--- DATA FOR PROCESSING ---
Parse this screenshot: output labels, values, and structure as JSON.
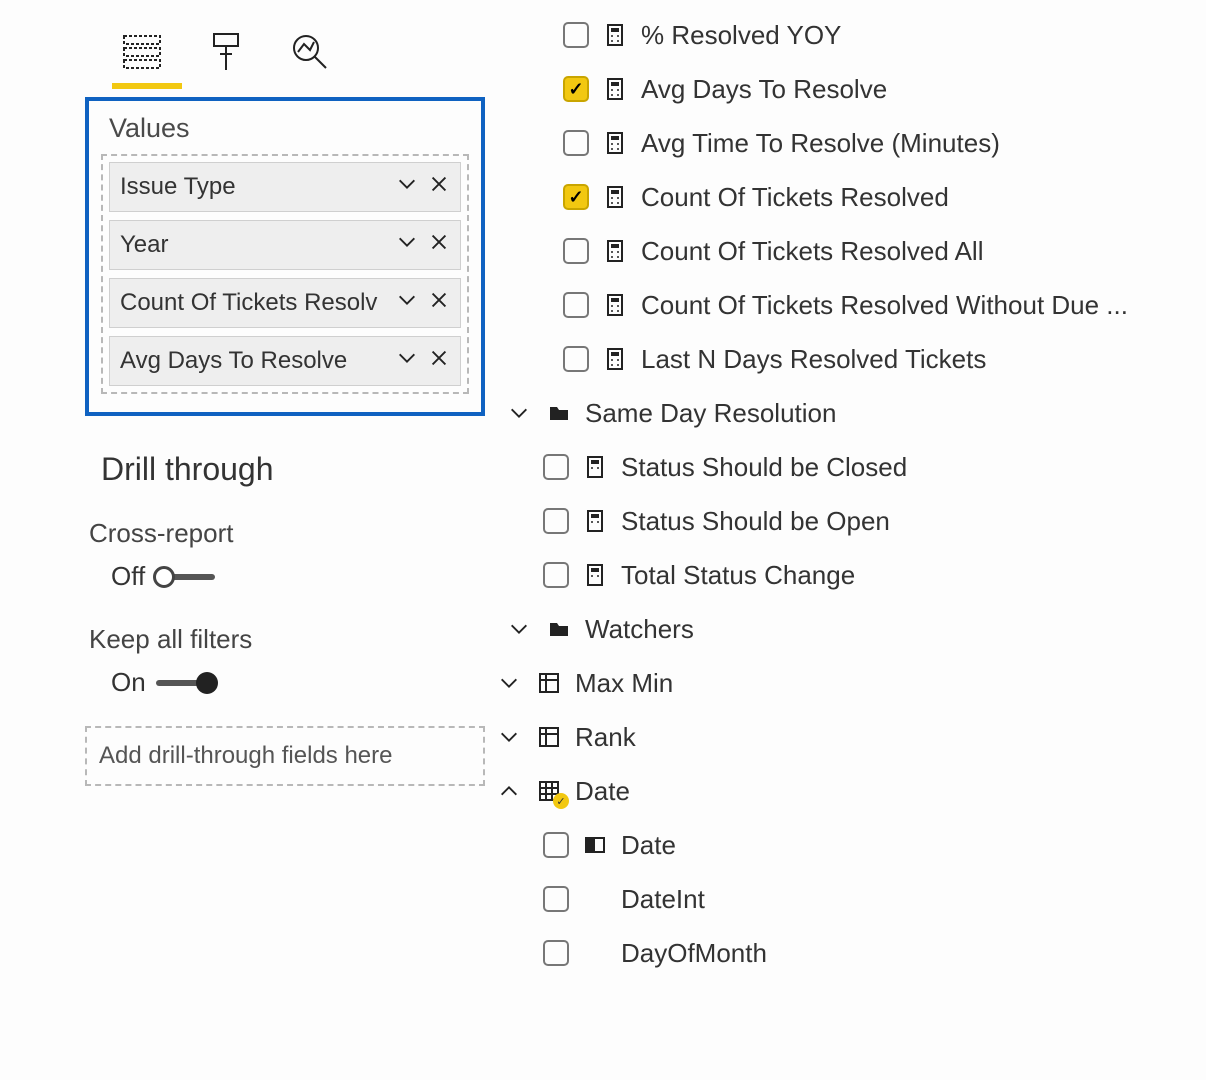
{
  "colors": {
    "accent_yellow": "#f2c811",
    "highlight_blue": "#0f62c1"
  },
  "values_well": {
    "title": "Values",
    "items": [
      {
        "label": "Issue Type"
      },
      {
        "label": "Year"
      },
      {
        "label": "Count Of Tickets Resolv"
      },
      {
        "label": "Avg Days To Resolve"
      }
    ]
  },
  "drill": {
    "title": "Drill through",
    "cross_report": {
      "label": "Cross-report",
      "state": "Off"
    },
    "keep_filters": {
      "label": "Keep all filters",
      "state": "On"
    },
    "drop_placeholder": "Add drill-through fields here"
  },
  "fields": {
    "measures": [
      {
        "label": "% Resolved YOY",
        "checked": false
      },
      {
        "label": "Avg Days To Resolve",
        "checked": true
      },
      {
        "label": "Avg Time To Resolve (Minutes)",
        "checked": false
      },
      {
        "label": "Count Of Tickets Resolved",
        "checked": true
      },
      {
        "label": "Count Of Tickets Resolved All",
        "checked": false
      },
      {
        "label": "Count Of Tickets Resolved Without Due ...",
        "checked": false
      },
      {
        "label": "Last N Days Resolved Tickets",
        "checked": false
      }
    ],
    "same_day_resolution": {
      "label": "Same Day Resolution",
      "children": [
        {
          "label": "Status Should be Closed",
          "checked": false
        },
        {
          "label": "Status Should be Open",
          "checked": false
        },
        {
          "label": "Total Status Change",
          "checked": false
        }
      ]
    },
    "watchers": {
      "label": "Watchers"
    },
    "max_min": {
      "label": "Max Min"
    },
    "rank": {
      "label": "Rank"
    },
    "date": {
      "label": "Date",
      "children": [
        {
          "label": "Date",
          "checked": false,
          "icon": "hierarchy"
        },
        {
          "label": "DateInt",
          "checked": false,
          "icon": ""
        },
        {
          "label": "DayOfMonth",
          "checked": false,
          "icon": ""
        }
      ]
    }
  }
}
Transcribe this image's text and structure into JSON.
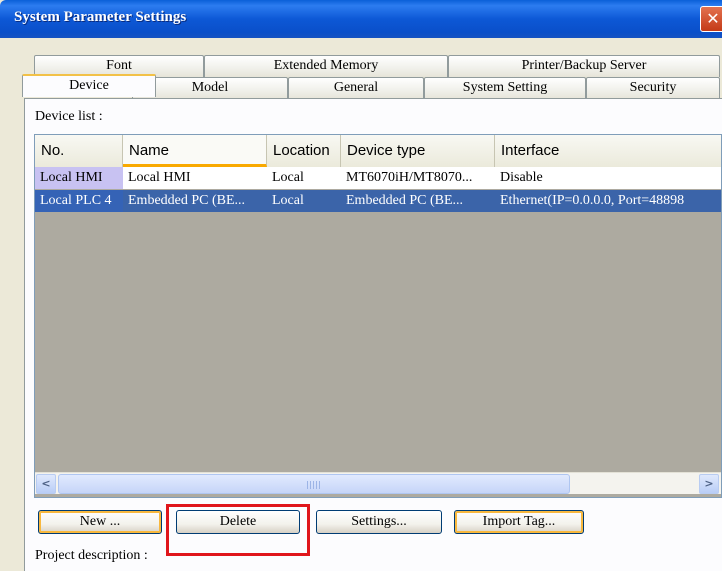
{
  "window": {
    "title": "System Parameter Settings",
    "close_glyph": "✕"
  },
  "tabs_row1": [
    "Font",
    "Extended Memory",
    "Printer/Backup Server"
  ],
  "tabs_row2": [
    "Device",
    "Model",
    "General",
    "System Setting",
    "Security"
  ],
  "active_tab": "Device",
  "device_list": {
    "label": "Device list :",
    "columns": [
      "No.",
      "Name",
      "Location",
      "Device type",
      "Interface"
    ],
    "rows": [
      [
        "Local HMI",
        "Local HMI",
        "Local",
        "MT6070iH/MT8070...",
        "Disable"
      ],
      [
        "Local PLC 4",
        "Embedded PC (BE...",
        "Local",
        "Embedded PC (BE...",
        "Ethernet(IP=0.0.0.0, Port=48898"
      ]
    ],
    "selected_row": 1
  },
  "scrollbar": {
    "left_arrow_icon": "chevron-left-icon",
    "right_arrow_icon": "chevron-right-icon"
  },
  "buttons": {
    "new": "New ...",
    "delete": "Delete",
    "settings": "Settings...",
    "import_tag": "Import Tag..."
  },
  "project_description_label": "Project description :",
  "colors": {
    "title_bar": "#0A4FC9",
    "selection": "#3B64A9",
    "highlight_box": "#E0161B"
  }
}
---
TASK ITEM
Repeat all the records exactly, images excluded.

ANSWER BOX
Parse this screenshot: output labels, values, and structure as JSON.
{
  "colors": {
    "accent_yellow": "#f2c811",
    "highlight_blue": "#0f62c1"
  },
  "values_well": {
    "title": "Values",
    "items": [
      {
        "label": "Issue Type"
      },
      {
        "label": "Year"
      },
      {
        "label": "Count Of Tickets Resolv"
      },
      {
        "label": "Avg Days To Resolve"
      }
    ]
  },
  "drill": {
    "title": "Drill through",
    "cross_report": {
      "label": "Cross-report",
      "state": "Off"
    },
    "keep_filters": {
      "label": "Keep all filters",
      "state": "On"
    },
    "drop_placeholder": "Add drill-through fields here"
  },
  "fields": {
    "measures": [
      {
        "label": "% Resolved YOY",
        "checked": false
      },
      {
        "label": "Avg Days To Resolve",
        "checked": true
      },
      {
        "label": "Avg Time To Resolve (Minutes)",
        "checked": false
      },
      {
        "label": "Count Of Tickets Resolved",
        "checked": true
      },
      {
        "label": "Count Of Tickets Resolved All",
        "checked": false
      },
      {
        "label": "Count Of Tickets Resolved Without Due ...",
        "checked": false
      },
      {
        "label": "Last N Days Resolved Tickets",
        "checked": false
      }
    ],
    "same_day_resolution": {
      "label": "Same Day Resolution",
      "children": [
        {
          "label": "Status Should be Closed",
          "checked": false
        },
        {
          "label": "Status Should be Open",
          "checked": false
        },
        {
          "label": "Total Status Change",
          "checked": false
        }
      ]
    },
    "watchers": {
      "label": "Watchers"
    },
    "max_min": {
      "label": "Max Min"
    },
    "rank": {
      "label": "Rank"
    },
    "date": {
      "label": "Date",
      "children": [
        {
          "label": "Date",
          "checked": false,
          "icon": "hierarchy"
        },
        {
          "label": "DateInt",
          "checked": false,
          "icon": ""
        },
        {
          "label": "DayOfMonth",
          "checked": false,
          "icon": ""
        }
      ]
    }
  }
}
Transcribe this image's text and structure into JSON.
{
  "window": {
    "title": "System Parameter Settings",
    "close_glyph": "✕"
  },
  "tabs_row1": [
    "Font",
    "Extended Memory",
    "Printer/Backup Server"
  ],
  "tabs_row2": [
    "Device",
    "Model",
    "General",
    "System Setting",
    "Security"
  ],
  "active_tab": "Device",
  "device_list": {
    "label": "Device list :",
    "columns": [
      "No.",
      "Name",
      "Location",
      "Device type",
      "Interface"
    ],
    "rows": [
      [
        "Local HMI",
        "Local HMI",
        "Local",
        "MT6070iH/MT8070...",
        "Disable"
      ],
      [
        "Local PLC 4",
        "Embedded PC (BE...",
        "Local",
        "Embedded PC (BE...",
        "Ethernet(IP=0.0.0.0, Port=48898"
      ]
    ],
    "selected_row": 1
  },
  "scrollbar": {
    "left_arrow_icon": "chevron-left-icon",
    "right_arrow_icon": "chevron-right-icon"
  },
  "buttons": {
    "new": "New ...",
    "delete": "Delete",
    "settings": "Settings...",
    "import_tag": "Import Tag..."
  },
  "project_description_label": "Project description :",
  "colors": {
    "title_bar": "#0A4FC9",
    "selection": "#3B64A9",
    "highlight_box": "#E0161B"
  }
}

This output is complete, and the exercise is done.